Fashion design and lavish costume gowns were probably wasted on Hemingway, but they weren’t wasted on Post. Everything at her Hillwood Estate in fact is a kind of physical recreation and demonstration of not only Post’s decadent lifestyle, but of her assured taste manifested in the highly prized French and Russian pieces of art that she collected throughout her lifetime.

McFadden’s work is that of an artist, not a collector, consumer or patron, though her creations dazzle just the same. Her dresses and gowns are so compelling that you wonder whatever happe ned to that artful, refined creativity in an age of “Fashion Week” and “Project Runway” and the misbegotten so-called trends draped on often near-anorexic models. Even as headless mannequins, the female forms in this exhibition look more imposing, more commanding and alluring then some of the models traipsing on impossible heels across the runway today.

Take for instance the unique fabric that McFadden created, “Marii,” a pleated polyester fabric created in 1975 and designed to “fall like liquid gold” on a woman. Call it what you like, on the female forms the result is immediate, simple, lovely, form-hugging and, even on mannequins, sensual. Positioned throughout the exhibition, these figures do indeed seem like queens, like “goddesses.”

You could easily imagine that the extravagant but also tasteful, beauty-savvy Post would have appreciated McFadden’s creations.

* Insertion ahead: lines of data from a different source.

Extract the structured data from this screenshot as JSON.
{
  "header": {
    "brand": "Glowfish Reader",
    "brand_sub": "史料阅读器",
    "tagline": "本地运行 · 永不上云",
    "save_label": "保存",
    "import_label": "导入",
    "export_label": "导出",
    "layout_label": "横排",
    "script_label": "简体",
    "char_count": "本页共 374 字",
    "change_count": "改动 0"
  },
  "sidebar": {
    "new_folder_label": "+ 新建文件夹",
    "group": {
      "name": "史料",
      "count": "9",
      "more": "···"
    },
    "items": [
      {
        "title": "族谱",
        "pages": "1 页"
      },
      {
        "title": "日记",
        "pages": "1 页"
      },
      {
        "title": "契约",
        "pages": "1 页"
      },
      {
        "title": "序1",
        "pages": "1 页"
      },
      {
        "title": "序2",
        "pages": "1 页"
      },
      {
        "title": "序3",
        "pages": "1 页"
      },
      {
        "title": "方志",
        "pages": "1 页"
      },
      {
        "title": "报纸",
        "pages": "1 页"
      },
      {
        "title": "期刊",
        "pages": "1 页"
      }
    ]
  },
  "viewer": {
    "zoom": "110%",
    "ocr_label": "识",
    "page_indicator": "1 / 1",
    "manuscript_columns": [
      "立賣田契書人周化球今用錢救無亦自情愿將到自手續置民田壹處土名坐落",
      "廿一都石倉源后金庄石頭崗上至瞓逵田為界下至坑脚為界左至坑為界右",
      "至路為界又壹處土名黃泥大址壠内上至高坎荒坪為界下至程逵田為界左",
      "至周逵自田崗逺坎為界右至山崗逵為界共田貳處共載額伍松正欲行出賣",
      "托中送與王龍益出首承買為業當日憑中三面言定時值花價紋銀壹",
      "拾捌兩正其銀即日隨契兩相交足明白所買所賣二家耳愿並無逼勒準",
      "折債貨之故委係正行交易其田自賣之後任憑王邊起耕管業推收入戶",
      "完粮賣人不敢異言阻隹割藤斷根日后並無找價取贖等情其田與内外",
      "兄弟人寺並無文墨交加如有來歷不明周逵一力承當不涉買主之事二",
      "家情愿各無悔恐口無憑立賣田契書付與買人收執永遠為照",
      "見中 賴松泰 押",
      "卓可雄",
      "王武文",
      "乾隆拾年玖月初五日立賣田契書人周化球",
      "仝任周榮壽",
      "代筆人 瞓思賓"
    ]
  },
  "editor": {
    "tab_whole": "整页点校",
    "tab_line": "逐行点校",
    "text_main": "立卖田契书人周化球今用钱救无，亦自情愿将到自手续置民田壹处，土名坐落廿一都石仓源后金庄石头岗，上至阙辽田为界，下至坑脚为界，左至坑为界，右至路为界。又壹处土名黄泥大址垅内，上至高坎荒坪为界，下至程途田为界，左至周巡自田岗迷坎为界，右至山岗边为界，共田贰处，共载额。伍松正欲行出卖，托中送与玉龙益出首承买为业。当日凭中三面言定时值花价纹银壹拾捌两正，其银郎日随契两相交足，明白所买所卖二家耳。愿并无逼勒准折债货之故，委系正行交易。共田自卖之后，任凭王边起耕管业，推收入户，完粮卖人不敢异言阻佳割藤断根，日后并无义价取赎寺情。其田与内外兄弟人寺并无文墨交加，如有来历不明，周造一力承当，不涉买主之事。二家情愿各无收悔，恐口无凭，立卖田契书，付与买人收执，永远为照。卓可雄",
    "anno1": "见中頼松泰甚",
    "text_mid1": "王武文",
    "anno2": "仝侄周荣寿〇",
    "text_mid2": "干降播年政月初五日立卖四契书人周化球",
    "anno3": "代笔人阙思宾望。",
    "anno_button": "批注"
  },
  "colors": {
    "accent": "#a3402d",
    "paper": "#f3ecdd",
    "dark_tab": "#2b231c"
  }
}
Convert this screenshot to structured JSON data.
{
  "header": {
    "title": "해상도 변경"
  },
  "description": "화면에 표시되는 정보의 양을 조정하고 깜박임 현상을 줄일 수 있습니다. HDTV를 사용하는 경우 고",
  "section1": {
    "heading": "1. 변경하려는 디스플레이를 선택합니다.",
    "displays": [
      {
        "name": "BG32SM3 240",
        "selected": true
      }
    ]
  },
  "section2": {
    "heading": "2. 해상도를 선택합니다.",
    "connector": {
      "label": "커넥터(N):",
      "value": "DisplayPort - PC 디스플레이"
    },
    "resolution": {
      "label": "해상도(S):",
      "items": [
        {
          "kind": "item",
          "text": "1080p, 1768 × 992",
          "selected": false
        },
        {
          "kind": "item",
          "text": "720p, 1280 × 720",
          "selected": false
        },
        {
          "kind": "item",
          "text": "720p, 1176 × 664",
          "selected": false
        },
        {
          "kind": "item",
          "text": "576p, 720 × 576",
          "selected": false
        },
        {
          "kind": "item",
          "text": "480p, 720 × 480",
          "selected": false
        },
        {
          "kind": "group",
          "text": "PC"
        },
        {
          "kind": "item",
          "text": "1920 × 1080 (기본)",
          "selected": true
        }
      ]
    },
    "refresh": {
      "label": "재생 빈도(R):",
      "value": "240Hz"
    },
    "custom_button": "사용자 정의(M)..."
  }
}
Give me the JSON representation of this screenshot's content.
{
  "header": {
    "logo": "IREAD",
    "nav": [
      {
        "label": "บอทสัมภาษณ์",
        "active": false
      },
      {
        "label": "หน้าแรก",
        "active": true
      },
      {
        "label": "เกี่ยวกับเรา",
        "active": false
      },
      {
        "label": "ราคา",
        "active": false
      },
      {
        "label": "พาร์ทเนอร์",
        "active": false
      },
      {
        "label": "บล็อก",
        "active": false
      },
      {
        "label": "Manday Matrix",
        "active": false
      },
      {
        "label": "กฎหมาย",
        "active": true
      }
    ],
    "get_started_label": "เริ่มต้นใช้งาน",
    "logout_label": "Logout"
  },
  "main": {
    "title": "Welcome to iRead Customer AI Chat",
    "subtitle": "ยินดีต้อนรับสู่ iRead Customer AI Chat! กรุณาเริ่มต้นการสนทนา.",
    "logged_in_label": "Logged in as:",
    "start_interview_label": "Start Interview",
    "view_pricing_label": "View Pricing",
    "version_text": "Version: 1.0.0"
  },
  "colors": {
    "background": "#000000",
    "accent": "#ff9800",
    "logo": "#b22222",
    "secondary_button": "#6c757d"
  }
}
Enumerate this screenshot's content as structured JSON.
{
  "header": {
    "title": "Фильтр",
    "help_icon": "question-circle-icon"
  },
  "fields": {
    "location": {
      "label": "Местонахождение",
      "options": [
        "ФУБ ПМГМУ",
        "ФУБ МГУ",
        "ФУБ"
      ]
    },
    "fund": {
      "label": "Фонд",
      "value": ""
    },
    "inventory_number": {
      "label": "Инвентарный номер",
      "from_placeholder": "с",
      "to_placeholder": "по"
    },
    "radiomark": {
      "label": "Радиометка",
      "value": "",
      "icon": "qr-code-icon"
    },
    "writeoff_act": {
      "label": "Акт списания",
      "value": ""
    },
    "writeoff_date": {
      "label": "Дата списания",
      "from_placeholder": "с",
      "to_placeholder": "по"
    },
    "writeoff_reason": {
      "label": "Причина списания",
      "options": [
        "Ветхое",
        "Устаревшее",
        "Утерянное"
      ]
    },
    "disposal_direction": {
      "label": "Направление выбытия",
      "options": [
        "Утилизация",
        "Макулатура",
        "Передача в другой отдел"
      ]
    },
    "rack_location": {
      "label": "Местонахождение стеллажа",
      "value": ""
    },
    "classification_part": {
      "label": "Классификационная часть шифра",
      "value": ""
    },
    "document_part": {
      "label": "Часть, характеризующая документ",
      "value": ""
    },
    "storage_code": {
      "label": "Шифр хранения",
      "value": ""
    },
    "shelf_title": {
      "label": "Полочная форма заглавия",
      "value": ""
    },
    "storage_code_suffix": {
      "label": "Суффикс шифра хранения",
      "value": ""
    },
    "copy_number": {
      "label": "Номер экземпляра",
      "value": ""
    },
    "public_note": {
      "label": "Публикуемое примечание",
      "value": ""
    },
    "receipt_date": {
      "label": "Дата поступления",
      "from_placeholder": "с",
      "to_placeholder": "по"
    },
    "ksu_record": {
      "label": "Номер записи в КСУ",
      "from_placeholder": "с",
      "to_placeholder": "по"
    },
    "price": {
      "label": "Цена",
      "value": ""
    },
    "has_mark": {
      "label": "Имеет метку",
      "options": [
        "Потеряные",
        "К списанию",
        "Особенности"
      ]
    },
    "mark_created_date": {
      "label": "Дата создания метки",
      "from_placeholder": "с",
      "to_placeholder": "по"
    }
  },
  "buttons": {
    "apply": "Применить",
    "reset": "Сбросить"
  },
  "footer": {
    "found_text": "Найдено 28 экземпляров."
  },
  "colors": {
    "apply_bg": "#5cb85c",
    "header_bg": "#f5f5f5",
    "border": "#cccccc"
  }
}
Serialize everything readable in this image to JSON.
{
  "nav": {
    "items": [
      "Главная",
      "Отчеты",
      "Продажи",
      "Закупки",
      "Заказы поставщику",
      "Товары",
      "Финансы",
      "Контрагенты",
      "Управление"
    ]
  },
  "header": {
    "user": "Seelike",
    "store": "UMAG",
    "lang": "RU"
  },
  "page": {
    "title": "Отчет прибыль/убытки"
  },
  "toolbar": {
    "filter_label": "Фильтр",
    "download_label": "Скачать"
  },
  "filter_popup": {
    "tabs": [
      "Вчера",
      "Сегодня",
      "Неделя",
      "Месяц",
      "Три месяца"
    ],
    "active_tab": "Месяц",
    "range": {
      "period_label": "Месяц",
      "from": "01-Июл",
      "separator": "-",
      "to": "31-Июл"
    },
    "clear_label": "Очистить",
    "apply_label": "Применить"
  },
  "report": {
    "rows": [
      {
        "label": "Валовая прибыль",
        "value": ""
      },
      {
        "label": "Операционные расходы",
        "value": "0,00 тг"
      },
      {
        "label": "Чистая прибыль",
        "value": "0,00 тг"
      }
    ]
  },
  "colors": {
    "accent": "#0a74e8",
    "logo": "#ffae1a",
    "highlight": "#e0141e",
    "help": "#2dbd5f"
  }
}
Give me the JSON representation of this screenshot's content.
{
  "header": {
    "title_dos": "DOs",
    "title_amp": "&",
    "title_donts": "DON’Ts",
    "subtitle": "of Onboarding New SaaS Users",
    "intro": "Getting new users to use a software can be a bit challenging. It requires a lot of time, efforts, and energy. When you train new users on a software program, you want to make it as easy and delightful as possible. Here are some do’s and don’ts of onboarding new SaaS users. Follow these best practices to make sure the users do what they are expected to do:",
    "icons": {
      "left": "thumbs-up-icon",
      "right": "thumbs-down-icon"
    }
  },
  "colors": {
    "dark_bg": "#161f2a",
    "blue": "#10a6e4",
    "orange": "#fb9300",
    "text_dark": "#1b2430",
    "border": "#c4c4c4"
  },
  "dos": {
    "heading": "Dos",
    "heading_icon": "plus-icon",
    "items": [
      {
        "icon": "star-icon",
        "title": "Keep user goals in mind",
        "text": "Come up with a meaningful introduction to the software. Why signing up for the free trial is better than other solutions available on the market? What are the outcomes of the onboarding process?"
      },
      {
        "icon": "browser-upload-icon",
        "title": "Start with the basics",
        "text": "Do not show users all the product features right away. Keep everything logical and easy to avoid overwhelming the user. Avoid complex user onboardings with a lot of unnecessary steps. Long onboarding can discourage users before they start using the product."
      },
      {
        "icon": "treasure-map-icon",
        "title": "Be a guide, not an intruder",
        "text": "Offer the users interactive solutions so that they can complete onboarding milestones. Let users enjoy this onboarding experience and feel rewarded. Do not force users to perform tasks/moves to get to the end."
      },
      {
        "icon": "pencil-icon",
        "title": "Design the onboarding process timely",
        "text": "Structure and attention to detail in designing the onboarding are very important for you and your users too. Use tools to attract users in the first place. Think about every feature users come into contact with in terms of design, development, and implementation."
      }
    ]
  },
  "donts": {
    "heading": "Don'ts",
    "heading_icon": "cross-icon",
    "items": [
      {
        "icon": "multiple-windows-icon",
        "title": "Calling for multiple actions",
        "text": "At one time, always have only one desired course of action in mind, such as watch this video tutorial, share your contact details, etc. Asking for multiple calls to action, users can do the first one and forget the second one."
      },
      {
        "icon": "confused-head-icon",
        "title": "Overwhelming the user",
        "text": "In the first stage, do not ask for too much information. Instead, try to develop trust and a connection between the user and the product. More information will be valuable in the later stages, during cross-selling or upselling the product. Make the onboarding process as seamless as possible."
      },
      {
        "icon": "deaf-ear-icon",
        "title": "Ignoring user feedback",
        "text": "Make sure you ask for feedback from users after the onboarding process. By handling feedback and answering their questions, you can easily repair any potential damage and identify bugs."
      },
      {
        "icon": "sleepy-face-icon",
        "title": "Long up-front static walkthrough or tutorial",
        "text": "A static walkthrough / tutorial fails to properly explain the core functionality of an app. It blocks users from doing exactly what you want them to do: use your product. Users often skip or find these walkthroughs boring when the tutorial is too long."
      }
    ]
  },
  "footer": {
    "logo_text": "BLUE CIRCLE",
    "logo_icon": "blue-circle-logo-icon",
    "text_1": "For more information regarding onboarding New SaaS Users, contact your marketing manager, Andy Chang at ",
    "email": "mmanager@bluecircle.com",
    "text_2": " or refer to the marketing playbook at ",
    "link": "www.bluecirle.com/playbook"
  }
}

She might have even bought them by the lot and thrown a huge party for them.

“An Invitation to the Ball: Marjorie Post's Fancy Dress Costumes of the 1920s” runs through July 12 at the Hillwood Estate, Museum and Gardens, 4155 Linnean Ave., NW. For more information, please call (202) 686-5807 or visit www.hillwoodmuseum.org.

“Mary McFadden: Goddesses” runs through Aug. 30 at the National Museum of Women in the Arts, 1250 New York Ave., NW. For more information, please call (202) 783-5000 or visit www.nmwa.org.

About the Author

Gary Tischler is a contributing writer for The Washington Diplomat.

Last Edited on November 29, 1999